Das, Subhamoy. “What Hinduism Teaches about Time.” ThoughtCo, www.thoughtco.com/the-concept-of-time-1770059.
Greenblatt, Stepehen. “Percy Bysshe Shelley.” The Norton Anthology of English
Literature. Vol. 2 , no. 9 , W.W. Norton & Company, Inc. 2012. New York, pp. 750
McGlade, James “The Times of History: Archaeology, Narrative, and Non-Linear Causality.” Time and Archaeology. Routledge. 1999.
Walling, Peter T., and Kenneth N. Hicks. “Dimensions of Consciousness.”Proceedings (Baylor University. Medical Center), Baylor Health Care System, Apr. 2003, www.ncbi.nlm.nih.gov/pmc/articles/PMC1201004/.
Shelley, Percy Bysshe. “Ode to the West Wind.” The Norton Anthology of English
Literature. Vol. 2 , no. 9 , W.W. Norton & Company, Inc. 2012. New York, pp. 791-792
Shelley, Percy Bysshe. “Ozymandias.” The Norton Anthology of English
Literature. Vol. 2 , no. 9 , W.W. Norton & Company, Inc. 2012. New York, pp. 776
About the Author:

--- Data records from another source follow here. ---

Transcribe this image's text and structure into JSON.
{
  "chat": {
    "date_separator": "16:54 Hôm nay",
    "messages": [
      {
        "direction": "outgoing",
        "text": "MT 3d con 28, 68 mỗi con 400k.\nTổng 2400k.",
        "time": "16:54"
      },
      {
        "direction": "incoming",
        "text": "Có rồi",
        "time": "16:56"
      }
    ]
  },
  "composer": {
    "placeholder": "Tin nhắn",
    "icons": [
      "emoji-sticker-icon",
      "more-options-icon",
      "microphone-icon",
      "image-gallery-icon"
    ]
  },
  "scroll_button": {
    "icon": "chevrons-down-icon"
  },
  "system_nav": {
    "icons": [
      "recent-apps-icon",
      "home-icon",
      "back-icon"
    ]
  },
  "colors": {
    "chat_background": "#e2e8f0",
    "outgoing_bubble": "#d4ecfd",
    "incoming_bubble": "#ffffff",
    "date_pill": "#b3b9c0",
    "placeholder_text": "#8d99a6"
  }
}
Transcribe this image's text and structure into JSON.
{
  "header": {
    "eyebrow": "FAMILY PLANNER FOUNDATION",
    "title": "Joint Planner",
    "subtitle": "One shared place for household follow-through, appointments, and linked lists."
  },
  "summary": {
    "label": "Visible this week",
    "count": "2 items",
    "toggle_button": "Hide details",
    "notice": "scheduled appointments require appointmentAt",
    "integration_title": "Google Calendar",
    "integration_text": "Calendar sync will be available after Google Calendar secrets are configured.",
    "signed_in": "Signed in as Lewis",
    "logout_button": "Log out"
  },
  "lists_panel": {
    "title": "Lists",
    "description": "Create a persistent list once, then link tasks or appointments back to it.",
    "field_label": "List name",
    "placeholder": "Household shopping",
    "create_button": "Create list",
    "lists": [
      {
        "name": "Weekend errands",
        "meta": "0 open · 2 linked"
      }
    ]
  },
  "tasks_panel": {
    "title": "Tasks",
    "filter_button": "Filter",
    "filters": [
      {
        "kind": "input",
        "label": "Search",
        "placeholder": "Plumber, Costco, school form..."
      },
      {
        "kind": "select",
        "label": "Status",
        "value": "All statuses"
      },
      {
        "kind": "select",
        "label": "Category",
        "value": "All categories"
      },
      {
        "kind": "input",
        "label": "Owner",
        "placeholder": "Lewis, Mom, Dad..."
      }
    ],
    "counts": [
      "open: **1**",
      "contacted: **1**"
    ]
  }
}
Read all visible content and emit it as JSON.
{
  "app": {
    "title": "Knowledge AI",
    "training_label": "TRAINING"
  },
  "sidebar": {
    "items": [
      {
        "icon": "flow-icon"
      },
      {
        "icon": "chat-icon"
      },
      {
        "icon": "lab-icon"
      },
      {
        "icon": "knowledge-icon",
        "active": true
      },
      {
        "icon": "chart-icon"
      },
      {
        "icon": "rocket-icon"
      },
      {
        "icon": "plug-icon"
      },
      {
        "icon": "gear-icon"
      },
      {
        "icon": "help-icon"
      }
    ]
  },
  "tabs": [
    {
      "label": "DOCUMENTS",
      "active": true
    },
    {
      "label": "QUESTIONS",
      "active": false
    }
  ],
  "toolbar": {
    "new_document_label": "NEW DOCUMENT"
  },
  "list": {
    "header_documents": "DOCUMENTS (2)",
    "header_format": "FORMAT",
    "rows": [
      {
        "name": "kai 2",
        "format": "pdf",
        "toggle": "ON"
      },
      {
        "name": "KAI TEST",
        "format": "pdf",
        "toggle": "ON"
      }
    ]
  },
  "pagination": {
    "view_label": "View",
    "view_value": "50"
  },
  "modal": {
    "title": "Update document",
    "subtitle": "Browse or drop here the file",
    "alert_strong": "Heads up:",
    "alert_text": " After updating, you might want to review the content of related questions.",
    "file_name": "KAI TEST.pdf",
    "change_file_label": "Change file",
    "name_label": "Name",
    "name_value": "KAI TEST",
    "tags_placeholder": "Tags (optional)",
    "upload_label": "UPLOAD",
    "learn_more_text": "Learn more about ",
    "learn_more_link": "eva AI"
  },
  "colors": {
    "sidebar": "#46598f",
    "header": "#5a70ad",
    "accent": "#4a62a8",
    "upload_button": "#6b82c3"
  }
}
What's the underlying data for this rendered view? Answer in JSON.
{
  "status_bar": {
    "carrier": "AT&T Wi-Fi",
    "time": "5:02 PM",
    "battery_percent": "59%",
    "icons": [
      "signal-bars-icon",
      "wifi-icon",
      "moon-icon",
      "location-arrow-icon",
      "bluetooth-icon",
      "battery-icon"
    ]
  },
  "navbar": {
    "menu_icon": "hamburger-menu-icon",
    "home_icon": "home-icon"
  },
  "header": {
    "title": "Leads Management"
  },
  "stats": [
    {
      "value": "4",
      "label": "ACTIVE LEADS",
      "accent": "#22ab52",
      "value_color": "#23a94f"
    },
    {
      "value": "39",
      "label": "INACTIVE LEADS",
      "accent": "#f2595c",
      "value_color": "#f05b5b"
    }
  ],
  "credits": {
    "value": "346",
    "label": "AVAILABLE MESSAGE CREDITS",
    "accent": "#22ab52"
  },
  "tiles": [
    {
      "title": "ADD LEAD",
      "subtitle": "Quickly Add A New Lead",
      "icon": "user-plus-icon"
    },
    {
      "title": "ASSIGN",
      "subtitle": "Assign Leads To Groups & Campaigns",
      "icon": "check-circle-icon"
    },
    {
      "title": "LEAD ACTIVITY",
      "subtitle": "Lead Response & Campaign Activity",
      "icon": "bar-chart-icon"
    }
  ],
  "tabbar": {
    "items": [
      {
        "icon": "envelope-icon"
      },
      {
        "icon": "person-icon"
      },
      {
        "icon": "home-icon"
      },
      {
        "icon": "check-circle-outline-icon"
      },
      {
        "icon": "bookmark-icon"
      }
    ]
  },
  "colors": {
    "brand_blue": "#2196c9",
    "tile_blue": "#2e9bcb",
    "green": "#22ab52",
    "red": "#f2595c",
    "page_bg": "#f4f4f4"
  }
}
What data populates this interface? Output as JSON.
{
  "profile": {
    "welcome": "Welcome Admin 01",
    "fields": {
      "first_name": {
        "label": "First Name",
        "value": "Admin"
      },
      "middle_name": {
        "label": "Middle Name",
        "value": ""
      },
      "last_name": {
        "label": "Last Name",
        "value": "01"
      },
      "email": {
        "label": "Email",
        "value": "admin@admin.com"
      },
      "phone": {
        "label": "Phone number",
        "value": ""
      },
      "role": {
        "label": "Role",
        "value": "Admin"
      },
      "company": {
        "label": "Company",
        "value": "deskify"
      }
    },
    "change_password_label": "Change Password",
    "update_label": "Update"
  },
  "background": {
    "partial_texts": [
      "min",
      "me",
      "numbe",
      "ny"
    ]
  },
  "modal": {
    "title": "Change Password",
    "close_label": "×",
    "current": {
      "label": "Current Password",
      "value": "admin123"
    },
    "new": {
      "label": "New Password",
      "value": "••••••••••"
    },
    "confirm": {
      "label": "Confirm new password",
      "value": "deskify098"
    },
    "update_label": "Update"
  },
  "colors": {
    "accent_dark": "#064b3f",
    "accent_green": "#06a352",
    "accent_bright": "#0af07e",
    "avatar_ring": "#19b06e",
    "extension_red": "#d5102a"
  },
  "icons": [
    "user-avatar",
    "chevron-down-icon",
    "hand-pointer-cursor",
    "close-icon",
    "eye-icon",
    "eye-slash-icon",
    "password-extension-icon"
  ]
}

Matthew Ross is a nineteen year old author and poet residing in the San Francisco Bay Area. A college student pursuing English and Administration of Justice degrees and an advocate for the rights of animals, Ross spends his free time hiking in the nearby Mt. Diablo hills, reading, and writing. He takes great pride in the professionalism and discipline he applies to that writing. He aspires to spread his work to as many readers as possible and envisions himself as a teacher and a career writer. Under his belt are three finished novels, a breadth of short-stories, literary essays, plays, and poetry, and he is currently working on a collection of thematically and stylistically connected novellas. He is also currently considering an opportunity to produce a script for a documentary on a groundbreaking medical technology targeted at alleviating the symptoms of neurologically-traumatized soldiers, athletes, and everymen.